With some exceptions, Bama, most of my life has been spent doing my best to stay out of the papers, and avoiding getting my picture taken, unless it was a cast picture in a production of some sort, in costume and makeup.  During the interminable LBJ, Nixon, Reagan, and Bush-Cheney and present day disasters, I worked very hard to be discreet.  But I was of journalistic bent, and also gave spontaneous anonymous speeches at events that were well infiltrated by authorities not of my persuasion.  During Vietnam, I wrote for a short time for the Los Angeles Free Press, run by Art Kunkin who took inflammatory liberties with my language while leaving my name at the top of the story.  I left him behind without much regret.  (Actually, none at all.

Years before that, I had been approached by a professor at a community college in southern California, seeking my attendance in one of his courses.  He had seen me in a local bar, expounding on the social conditions that had evolved during the cold war, with special emphasis on the last address to the Nation by Ike, warning of the dangers of an out of control military-industrial complex, and what it could lead to, while wagering on fast chess games for drinks and dollars, with young budding intellects from that institution of higher learning.  Other heroes I favored were Edward R. Murrow, and Mort Sahl, who had been pretty vigorously against the Korean War, and not to shy about his perspective.

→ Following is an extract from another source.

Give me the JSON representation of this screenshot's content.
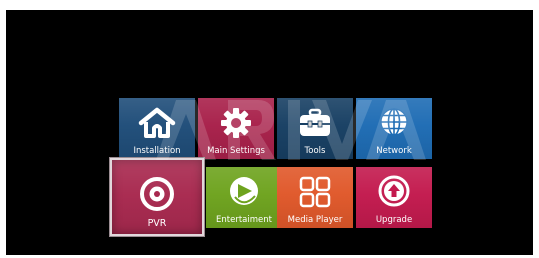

I was flattered by the professors attention, unlettered bumpkin that I was.  I said I would register for the course, but that I had never completed my lower education, having escaped my original household at the ages of 12, 13, 14, and 16, whereupon a court in Pennsylvania just emancipated me.  Better late than never.  This had been quite disruptive to my public schooling.  Would I not have to take some tests, and so on?  He said not necessary.  Just audit the class without registering.  Work out better for my classmates, since I won't shift the grade curve.  I was silent about not knowing what a grade curve was.

Ostensibly, he was teaching a philosophy course, whose title I no longer remember.  But it had to do with thinking, and persuasion and propaganda and advertising.  It was quite an eye opener for me.  That professor was quite a pivotal person in my life.  I am glad to have known him. 

But I have a train trip of about 2600 miles, two days from now, and tomorrow an oral surgeon will be removing several broken and loose teeth, right before I leave.  It promises to be an interesting trip of a couple weeks duration, during which I will be toothless.  The purpose is to bond with one of my teen grandsons who is a bit troubled by autism coupled with a certain flair for the arts and music.  When I get back, I hope to get some dentures matching my ideas and specifications, virtually immediately.  That should be quite interesting.

I am, after all, an idea man.
"The person who says it cannot be done should not interrupt the person doing it." Chinese Proverb.

"What all men speak well of, look critically into; what all men condemn examine first before you decide"-- Confucius

Pray to the Gods, for the Gods are not unless you pray to them.--Don Marquis